Some of the areas where the Board plans to focus in coming years are education, EITC reform, and strengthening Puerto Rico’s technology sector. With some criticisms of the Island government and some demands of Congress — for example, to extend the Child Tax Credit and the EITC to Puerto Rico — the Board also had some optimistic things to say. “[I]f federal policymakers consider actions to require increased manufacturing within the U.S., the Board strongly believes that Puerto Rico is a center of excellence within the nation and can play a leading role in the national portfolio of locations where this manufacturing re-locates. The physical infrastructure, human capital, and regulatory processes are already established and well positioned. Moreover, this is a valuable opportunity to expand investment, jobs, and ultimately prosperity on the Island.”
Marrero, who is the governor’s representative on the Board, recapped the governor’s plan for coronavirus stimulus spending on the Island. The funds are currently being disbursed.
Marrero also mentioned the positive relationship between the governor and the Board. However, he also said, “Despite our best efforts to minimize disagreements, the language and structure of PROMESA as currently adopted by Congress, allows the Board to blur the delineation of power between the Government and the Oversight Board. Because the respective roles of the Government and Oversight Board often overlap, the lack of clarity in the statute creates too many opportunities to waste time jockeying for power rather than creating and implementing meaningful solutions for the people of Puerto Rico.”
Just as the Board complained about the government, the government complained about the Board, using words like “subvert,” “seize,” and “draconian.” Accusing the Board of micromanaging many areas government, Marrero wrapped up the complaint with, “In addition to imposing its own policy preferences, the Board has also used its fiscal plan and budgetary authority to impede the Government’s own public policies by seeking to nullify new laws.
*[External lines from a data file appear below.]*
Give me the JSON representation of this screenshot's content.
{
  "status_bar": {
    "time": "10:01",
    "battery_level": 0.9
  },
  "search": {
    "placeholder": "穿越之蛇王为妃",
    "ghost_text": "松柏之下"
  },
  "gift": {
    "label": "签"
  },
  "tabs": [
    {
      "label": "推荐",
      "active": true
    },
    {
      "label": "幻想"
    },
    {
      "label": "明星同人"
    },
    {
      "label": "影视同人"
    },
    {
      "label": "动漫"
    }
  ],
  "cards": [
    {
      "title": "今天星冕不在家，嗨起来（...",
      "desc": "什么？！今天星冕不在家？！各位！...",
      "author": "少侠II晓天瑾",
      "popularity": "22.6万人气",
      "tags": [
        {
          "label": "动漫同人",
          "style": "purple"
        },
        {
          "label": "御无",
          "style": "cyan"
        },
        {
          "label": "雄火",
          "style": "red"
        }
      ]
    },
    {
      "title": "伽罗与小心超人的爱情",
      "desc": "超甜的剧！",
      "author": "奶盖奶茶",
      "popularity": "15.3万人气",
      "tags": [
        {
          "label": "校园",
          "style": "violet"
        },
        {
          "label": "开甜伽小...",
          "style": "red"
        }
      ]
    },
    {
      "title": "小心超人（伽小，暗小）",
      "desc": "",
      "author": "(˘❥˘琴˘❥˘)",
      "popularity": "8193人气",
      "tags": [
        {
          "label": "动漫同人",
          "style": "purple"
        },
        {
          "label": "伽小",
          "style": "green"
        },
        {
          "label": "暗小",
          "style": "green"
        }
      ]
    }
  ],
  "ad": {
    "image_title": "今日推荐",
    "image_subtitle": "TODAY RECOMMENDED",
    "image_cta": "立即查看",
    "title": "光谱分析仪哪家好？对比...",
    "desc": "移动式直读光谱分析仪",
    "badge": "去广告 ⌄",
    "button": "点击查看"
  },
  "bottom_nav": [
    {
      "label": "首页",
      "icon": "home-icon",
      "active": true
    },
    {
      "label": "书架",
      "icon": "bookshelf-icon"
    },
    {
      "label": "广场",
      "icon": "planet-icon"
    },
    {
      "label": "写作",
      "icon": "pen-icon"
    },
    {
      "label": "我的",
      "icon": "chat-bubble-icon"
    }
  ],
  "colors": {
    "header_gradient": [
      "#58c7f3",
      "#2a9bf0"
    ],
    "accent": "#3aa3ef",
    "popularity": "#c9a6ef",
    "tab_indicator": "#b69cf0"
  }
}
Over the last several months, the Board has sent an excessive amount of correspondence to the Government asserting rights and powers that the Government believes exceeds the Oversight Board’s capacities under PROMESA and which the Government has spent considerable time and energy responding to.”
The testimony ended with a request to make a clearer delineation between the powers of the board and the powers of the Puerto Rico government.
A number of members of Congress asked a wide range of questions about Puerto Rico and its financial situation.